In complex drug cases, usually both the law and science are required to successfully defend the case. Thus, it is really important that your drug defense attorney is well-informed and experienced in “search and seizure” law and chemical analysis. Specializing in drug cases, attorney Steven J. Pisani earned degrees in both chemistry and the law, setting him apart as one of the best drug defense attorneys in the Denver area.
Challenging the Credibility of Informers and Law Implementation Authorities
Many drug cases turn on the truthfulness of undercover police officers and informers. An expert cross examiner can reveal discrepancies and faults in the evidence that can create reasonable doubt, leading to an acquittal at trial or to force a plea bargain.
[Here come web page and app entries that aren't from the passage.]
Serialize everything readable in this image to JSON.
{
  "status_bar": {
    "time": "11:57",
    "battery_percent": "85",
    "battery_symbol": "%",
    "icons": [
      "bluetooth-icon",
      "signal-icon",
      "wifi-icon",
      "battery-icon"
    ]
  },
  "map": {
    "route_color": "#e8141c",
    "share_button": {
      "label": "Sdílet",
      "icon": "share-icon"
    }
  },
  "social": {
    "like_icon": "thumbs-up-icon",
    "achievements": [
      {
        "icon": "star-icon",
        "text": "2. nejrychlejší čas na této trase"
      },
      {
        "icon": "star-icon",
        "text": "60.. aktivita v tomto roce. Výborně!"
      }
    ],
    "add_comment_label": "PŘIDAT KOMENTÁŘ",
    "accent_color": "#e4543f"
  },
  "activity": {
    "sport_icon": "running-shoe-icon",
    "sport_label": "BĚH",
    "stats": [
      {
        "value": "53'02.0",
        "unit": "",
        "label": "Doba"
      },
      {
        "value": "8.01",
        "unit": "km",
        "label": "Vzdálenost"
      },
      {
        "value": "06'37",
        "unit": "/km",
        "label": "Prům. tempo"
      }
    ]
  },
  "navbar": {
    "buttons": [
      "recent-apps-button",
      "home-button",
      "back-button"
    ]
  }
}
If you face any drug crime charges, contact us today and discuss the case in confidence. The initial consultation to discuss your matter is free of charge.
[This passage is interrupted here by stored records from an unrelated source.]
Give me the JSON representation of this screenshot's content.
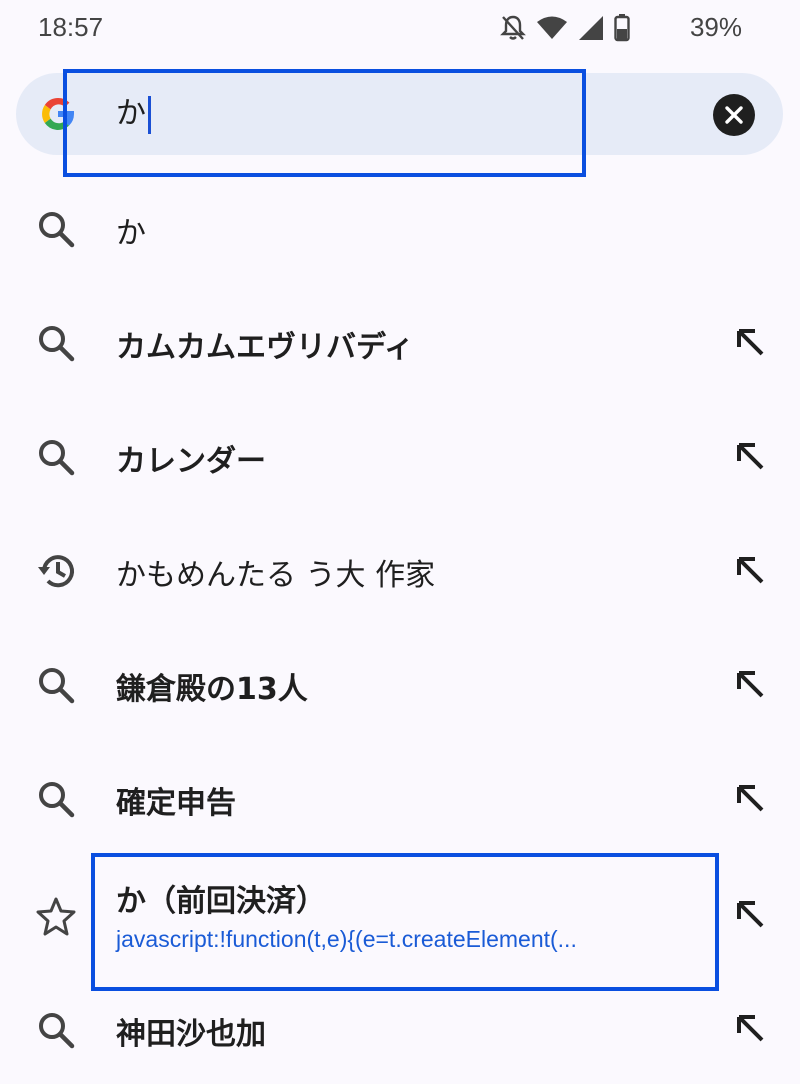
{
  "status_bar": {
    "time": "18:57",
    "battery_percent": "39%",
    "icons": [
      "bell-off-icon",
      "wifi-icon",
      "cell-signal-icon",
      "battery-icon"
    ]
  },
  "search": {
    "query": "か",
    "icons": [
      "google-logo-icon",
      "clear-icon"
    ]
  },
  "suggestions": [
    {
      "text": "か",
      "icon": "search-icon",
      "bold": false
    },
    {
      "text": "カムカムエヴリバディ",
      "icon": "search-icon",
      "bold": true
    },
    {
      "text": "カレンダー",
      "icon": "search-icon",
      "bold": true
    },
    {
      "text": "かもめんたる う大 作家",
      "icon": "history-icon",
      "bold": false
    },
    {
      "text": "鎌倉殿の13人",
      "icon": "search-icon",
      "bold": true
    },
    {
      "text": "確定申告",
      "icon": "search-icon",
      "bold": true
    },
    {
      "text": "か（前回決済）",
      "subtext": "javascript:!function(t,e){(e=t.createElement(...",
      "icon": "star-icon",
      "bold": true
    },
    {
      "text": "神田沙也加",
      "icon": "search-icon",
      "bold": true
    }
  ],
  "colors": {
    "background": "#fbf9fe",
    "search_bar": "#e6ebf7",
    "highlight": "#0a4fe0",
    "link": "#1a5bd6"
  }
}
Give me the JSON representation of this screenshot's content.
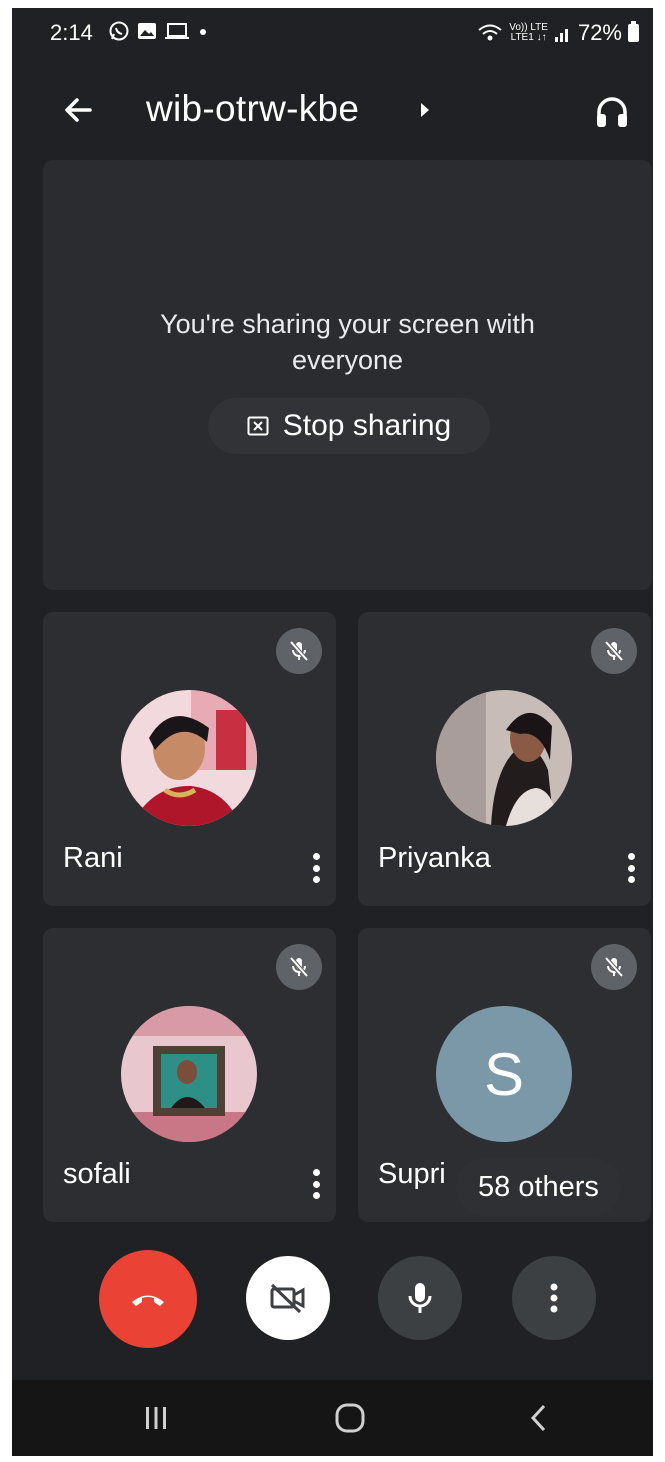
{
  "status_bar": {
    "time": "2:14",
    "battery": "72%",
    "network_label_top": "Vo)) LTE",
    "network_label_bottom": "LTE1 ↓↑"
  },
  "header": {
    "title": "wib-otrw-kbe",
    "back_icon": "arrow-back-icon",
    "audio_icon": "headset-icon"
  },
  "presentation": {
    "message_line1": "You're sharing your screen with",
    "message_line2": "everyone",
    "stop_label": "Stop sharing"
  },
  "participants": [
    {
      "name": "Rani",
      "muted": true,
      "avatar": "photo"
    },
    {
      "name": "Priyanka",
      "muted": true,
      "avatar": "photo"
    },
    {
      "name": "sofali",
      "muted": true,
      "avatar": "photo"
    },
    {
      "name": "Supri",
      "muted": true,
      "avatar": "letter",
      "letter": "S"
    }
  ],
  "others_label": "58 others",
  "controls": {
    "end_call": "phone-hangup-icon",
    "camera": "camera-off-icon",
    "mic": "mic-icon",
    "more": "more-vert-icon"
  },
  "colors": {
    "background": "#202124",
    "tile": "#2d2e31",
    "end_call": "#ea4335",
    "letter_avatar": "#7a98a8"
  }
}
Ownership of a Controlled Substance
The most common drug charge is possession of controlled substance (PCS). Possession has a specific legal definition and even if the drugs were not yours, you may be charged with possession if other criteria are met. If you are arrested for the possession of illegal substances, then the severity of the charges simply depends on the quantity and the type of drug. Colorado’s drug law categorizes controlled substances primarily using the Federal drug “schedules”.
Below are some common drugs and their Federal schedule:
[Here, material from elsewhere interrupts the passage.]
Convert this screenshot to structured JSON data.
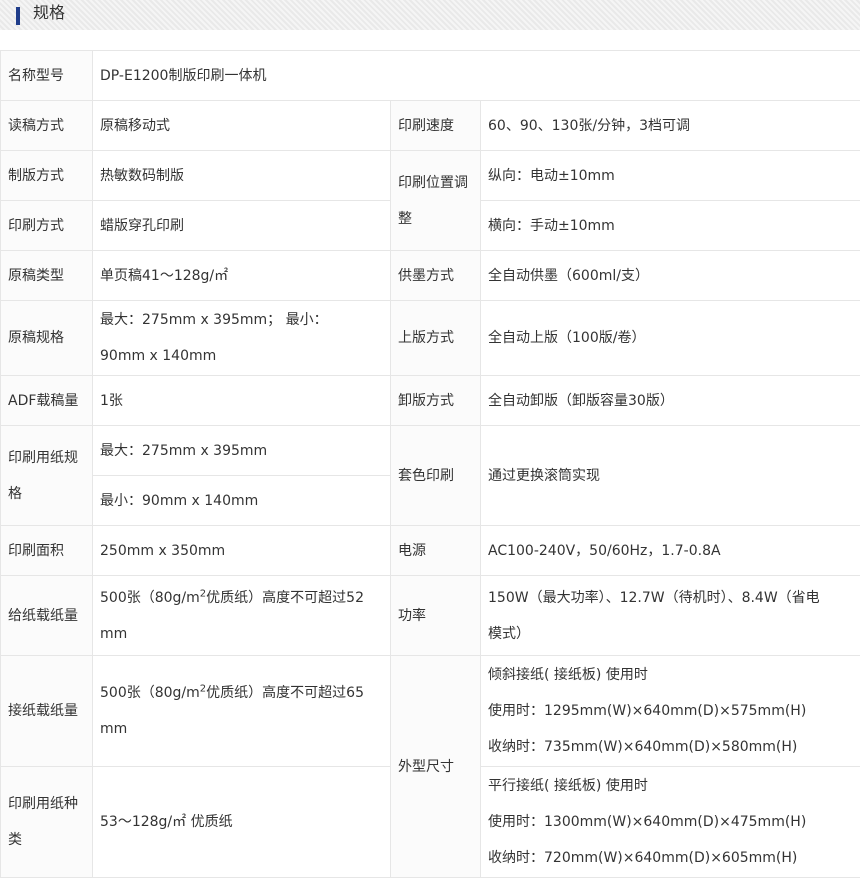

Schedule I drugs comprise the most hazardous and highest risk of making the user an addict. Additionally, the drug must have “no legitimate medical use”. Drugs included under this category contain mescaline, marijuana*, heroin, LSD, and peyote. Custody of these drugs (apart from marijuana) could result in serious charges like class 4 Drug Felony.
Schedule II includes all those drugs that still have a great risk of abuse, but may have genuine medical uses. These include substances like methamphetamines, cocaine, methadone, opium and amphetamines. Class 4 Drug Felony could be the most serious charge if someone is booked for keeping any of these drugs.
Schedule III drugs are a little less risky than Schedule II drugs, however they are still moderately unsafe. Drugs under Schedule III comprise anabolic steroids, codeine, ketamine, hydrocodone, testosterone, and some depressants. Possession of these drugs can result in a class 1 Drug Misdemeanor.
Schedule IV drugs have a minor risk of addiction and have very conventional medical uses. Schedule IV includes a few substances like some tranquilizers, clonazepam, and sedatives. A person can be charged with class 1 Drug Misdemeanor for possession of these drugs.
Schedule V constituents have a minimal risk of dependency and contain drugs such as over the counter medication with Codeine. Charges as high as a class 1 Drug Misdemeanor can be levied over the person for the possession of such drugs.
*Marijuana is now legal in Colorado for both recreational and medical purposes. Special regulations are in effect and are ever changing as Colorado embarks on this uncharted territory. Contact a Drug Defense Attorney to find out the latest on Colorado marijuana laws.
Marijuana in Colorado
In November of 2012, Colorado voters passed Amendment 64 to the state’s constitution. The law addresses “personal use and regulation of marijuana” for adults 21 and over, as well as commercial cultivation, manufacture, and sale, effectively regulating cannabis in a manner similar to alcohol. This was an electoral first not only in America but in the world. Recreational stores officially opened on January 1, 2014. Adults 21 or older can grow up to three immature and three mature cannabis plants privately in a locked space, legally possess all cannabis from the plants they grow (as long as it stays where it was grown), legally possess up to one ounce of cannabis while traveling within the state of Colorado, and give as a gift up to one ounce to other citizens of Colorado 21 years of age or older.
While personal use is now legal for adults 21 and older, there is still the possibility of criminal charges if the law is not adhered to strictly. For example, consumption is permitted in a manner similar to alcohol, with equivalent offenses prescribed for minor in possession, public consumption, and driving under the influence of drugs (DUID).
If you have questions about drug charges in Colorado, contact Drug Defense Attorney Steven J. Pisani for a free consultation today.